In a few other controlled experiments which were done in the same research study4, it was found that samples with similar energy density and overlap ratios showed similar roughness. Therefore it is concluded the changes in cleaning speed, pulse frequency, power, etc., change the surface roughness mainly through changing energy density and overlap ratios. Changes in these two parameters mainly control the changes in the value of roughness
Allied Scientific Pro offers laser cleaning systems with different power levels (100 Watt, 200 Watt, 500 Watt systems). For further information please refer to the following link:
In addition, meeting industrial standards to evaluate surface profile/condition and surface roughness is also important. Generally, the standards which are used to evaluate surface preparation include NACE NO.4/SSPC-SP7 Brush off, NACE NO.8/SSPC-SP14 Industrial, NACE NO.3/SSPC-SP6 Commercial, NACE NO.2/SSPC-SP10 Near-White Metal, as well as NACE NO.1/SSPC-SP5 White Metal. The requirements of each standard can be found in the figure 7.
Figure 7: Requirements of each standard5
All of these require removing all loose material from substrates. such as visible oil, grease, and other contaminants. As for the tight material (material which cannot be removed by dull putty knives, such as, rust and old paint) and stains (light shadows and streaks), the requirements are different.

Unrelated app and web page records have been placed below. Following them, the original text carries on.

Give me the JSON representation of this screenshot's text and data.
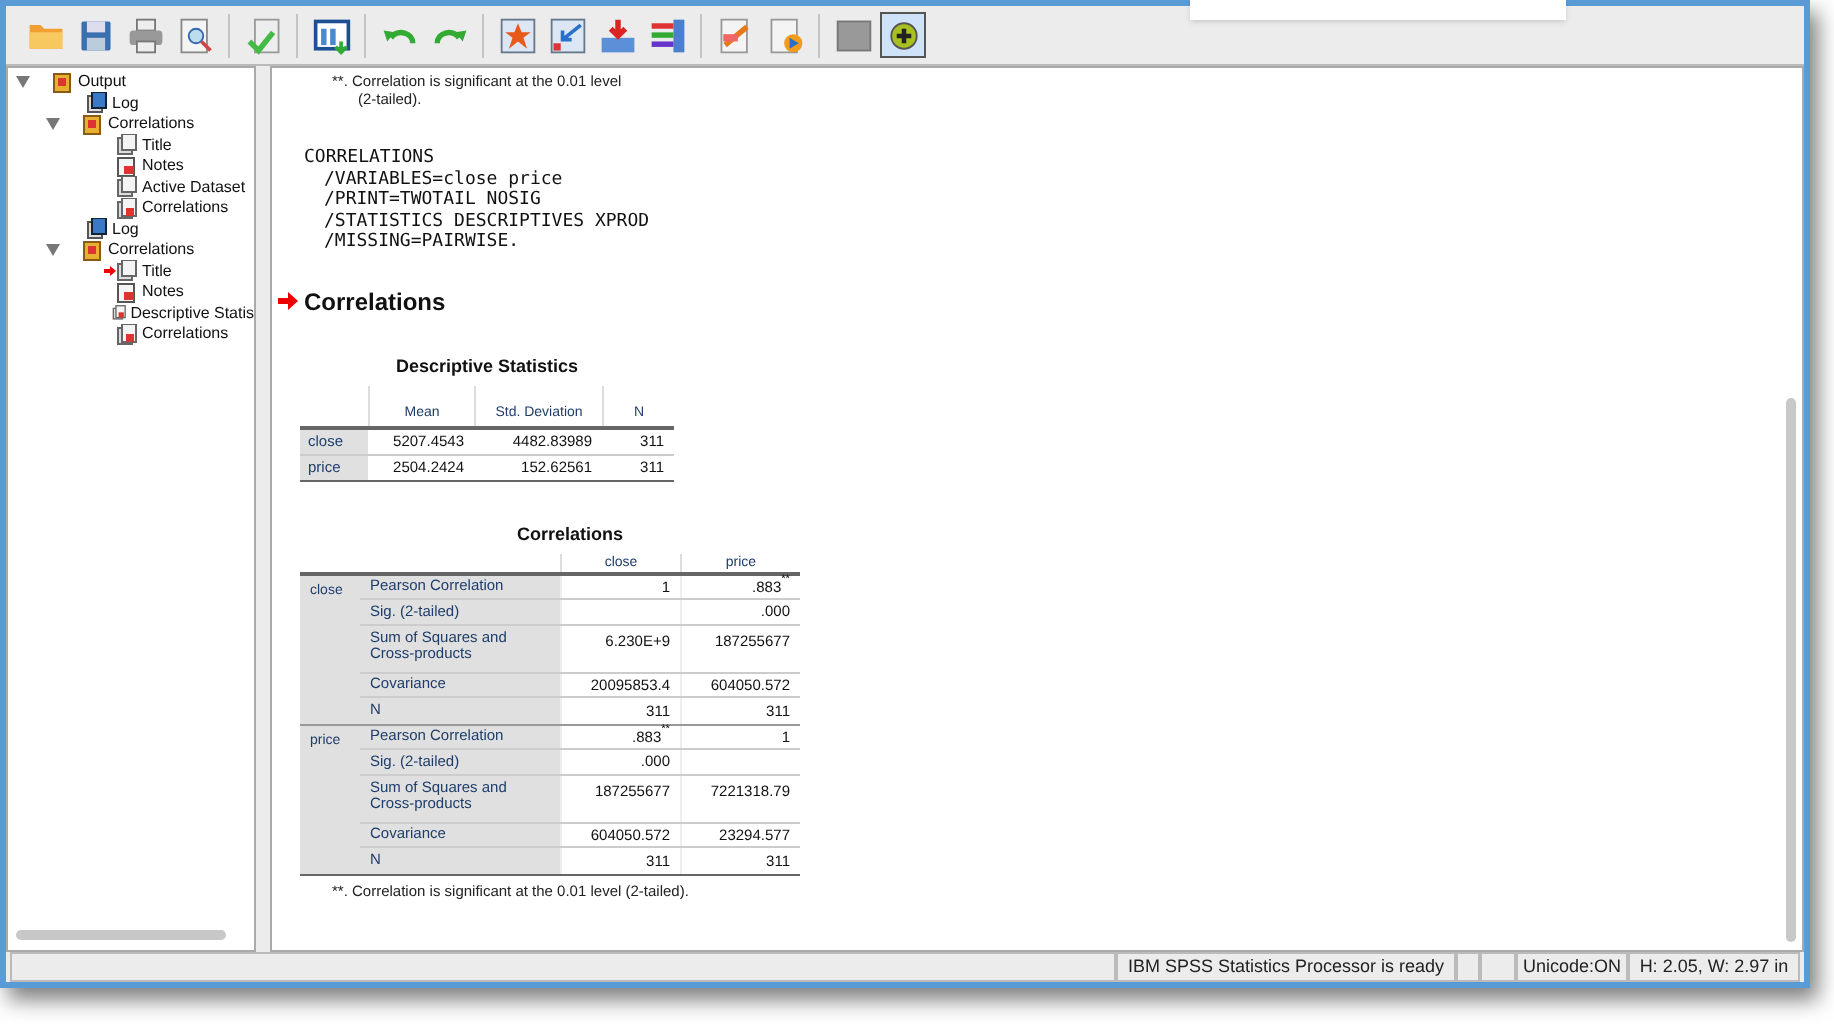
{
  "toolbar": {
    "buttons": [
      {
        "selected": false
      },
      {
        "selected": false
      },
      {
        "selected": false
      },
      {
        "selected": false
      },
      {
        "selected": false
      },
      {
        "selected": false
      },
      {
        "selected": false
      },
      {
        "selected": false
      },
      {
        "selected": false
      },
      {
        "selected": false
      },
      {
        "selected": false
      },
      {
        "selected": false
      },
      {
        "selected": false
      },
      {
        "selected": false
      },
      {
        "selected": false
      },
      {
        "selected": true
      }
    ]
  },
  "outline": [
    {
      "label": "Output",
      "kind": "book",
      "current": false,
      "expanded": true,
      "children": [
        {
          "label": "Log",
          "kind": "log",
          "current": false
        },
        {
          "label": "Correlations",
          "kind": "book",
          "current": false,
          "expanded": true,
          "children": [
            {
              "label": "Title",
              "kind": "title",
              "current": false
            },
            {
              "label": "Notes",
              "kind": "notes",
              "current": false
            },
            {
              "label": "Active Dataset",
              "kind": "title",
              "current": false
            },
            {
              "label": "Correlations",
              "kind": "table",
              "current": false
            }
          ]
        },
        {
          "label": "Log",
          "kind": "log",
          "current": false
        },
        {
          "label": "Correlations",
          "kind": "book",
          "current": false,
          "expanded": true,
          "children": [
            {
              "label": "Title",
              "kind": "title",
              "current": true
            },
            {
              "label": "Notes",
              "kind": "notes",
              "current": false
            },
            {
              "label": "Descriptive Statis",
              "kind": "table",
              "current": false
            },
            {
              "label": "Correlations",
              "kind": "table",
              "current": false
            }
          ]
        }
      ]
    }
  ],
  "output": {
    "top_footnote": [
      "**. Correlation is significant at the 0.01 level",
      "(2-tailed)."
    ],
    "syntax": [
      "CORRELATIONS",
      "/VARIABLES=close price",
      "/PRINT=TWOTAIL NOSIG",
      "/STATISTICS DESCRIPTIVES XPROD",
      "/MISSING=PAIRWISE."
    ],
    "heading": {
      "text": "Correlations",
      "current": true
    },
    "descriptives": {
      "title": "Descriptive Statistics",
      "columns": [
        "Mean",
        "Std. Deviation",
        "N"
      ],
      "rows": [
        {
          "label": "close",
          "cells": [
            "5207.4543",
            "4482.83989",
            "311"
          ]
        },
        {
          "label": "price",
          "cells": [
            "2504.2424",
            "152.62561",
            "311"
          ]
        }
      ]
    },
    "correlations": {
      "title": "Correlations",
      "columns": [
        "close",
        "price"
      ],
      "groups": [
        {
          "label": "close",
          "rows": [
            {
              "label": "Pearson Correlation",
              "cells": [
                "1",
                ".883$^{**}$"
              ]
            },
            {
              "label": "Sig. (2-tailed)",
              "cells": [
                "",
                ".000"
              ]
            },
            {
              "label": "Sum of Squares and Cross-products",
              "cells": [
                "6.230E+9",
                "187255677"
              ]
            },
            {
              "label": "Covariance",
              "cells": [
                "20095853.4",
                "604050.572"
              ]
            },
            {
              "label": "N",
              "cells": [
                "311",
                "311"
              ]
            }
          ]
        },
        {
          "label": "price",
          "rows": [
            {
              "label": "Pearson Correlation",
              "cells": [
                ".883$^{**}$",
                "1"
              ]
            },
            {
              "label": "Sig. (2-tailed)",
              "cells": [
                ".000",
                ""
              ]
            },
            {
              "label": "Sum of Squares and Cross-products",
              "cells": [
                "187255677",
                "7221318.79"
              ]
            },
            {
              "label": "Covariance",
              "cells": [
                "604050.572",
                "23294.577"
              ]
            },
            {
              "label": "N",
              "cells": [
                "311",
                "311"
              ]
            }
          ]
        }
      ],
      "footnote": "**. Correlation is significant at the 0.01 level (2-tailed)."
    }
  },
  "status_bar": [
    "IBM SPSS Statistics Processor is ready",
    "Unicode:ON",
    "H: 2.05, W: 2.97 in"
  ]
}
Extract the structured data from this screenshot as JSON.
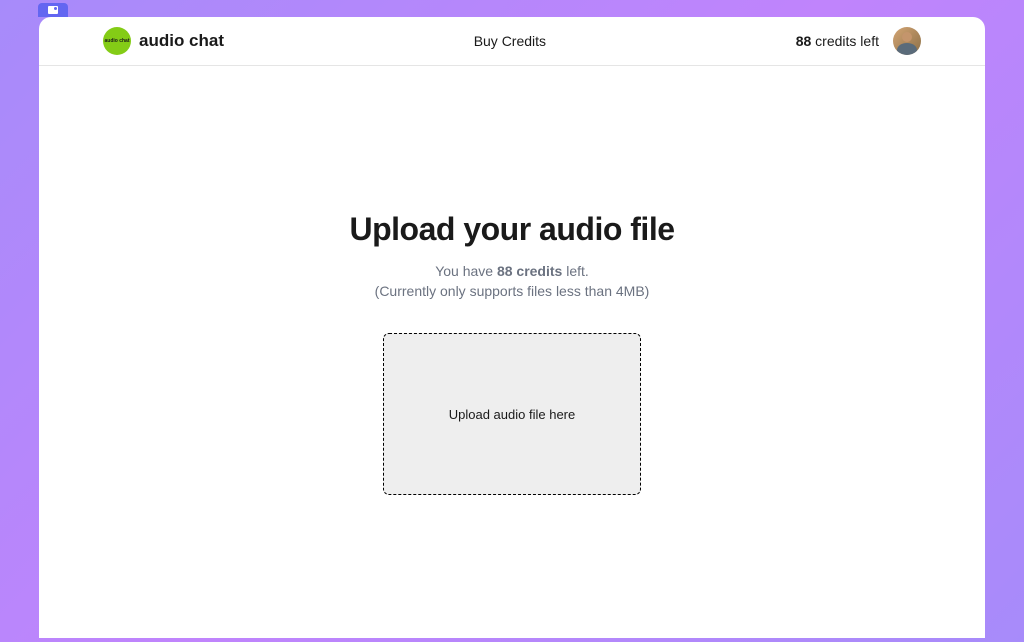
{
  "browserTab": {
    "icon": "window-icon"
  },
  "header": {
    "logo": {
      "text": "audio chat"
    },
    "brandName": "audio chat",
    "buyCredits": "Buy Credits",
    "credits": {
      "number": "88",
      "label": " credits left"
    }
  },
  "main": {
    "title": "Upload your audio file",
    "subtitle": {
      "prefix": "You have ",
      "creditsNumber": "88 credits",
      "suffix": " left.",
      "line2": "(Currently only supports files less than 4MB)"
    },
    "uploadZone": {
      "label": "Upload audio file here"
    }
  }
}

NACE NO.1/SSPC-SP5 White Metal requires the greatest degree of cleanliness among these standards, requiring the surface to be free of any loose material, tight material, stains or shadows. Based on the projects that were done by Allied Scientific Pro in the past, laser cleaning equipment can meet the requirements of NACE NO.1/SSPC-SP5 White Metal in an effective and efficient way, and can also provide a desired surface roughness at the same time by adjusting the laser parameters.
1- Effects of Laser Ablation Coating Removal (LACR) on a steel substrate: Part 1: Surface profile, microstructure, hardness and adhesion, M. Shamsojjoha et.al, Surface & coating Technology, 281, 2015
2- Laser cleaning of steel for paint removal, G.X.Chen et.al, Apply Phys A (2010)
4- Effect of laser cleaning process parameters on the surface roughness of 5754-grade aluminum alloy, G.Zhang et.al, The international journal of advanced manufacturing technology (2019).
5- Surface Preparation Standards, NACE International.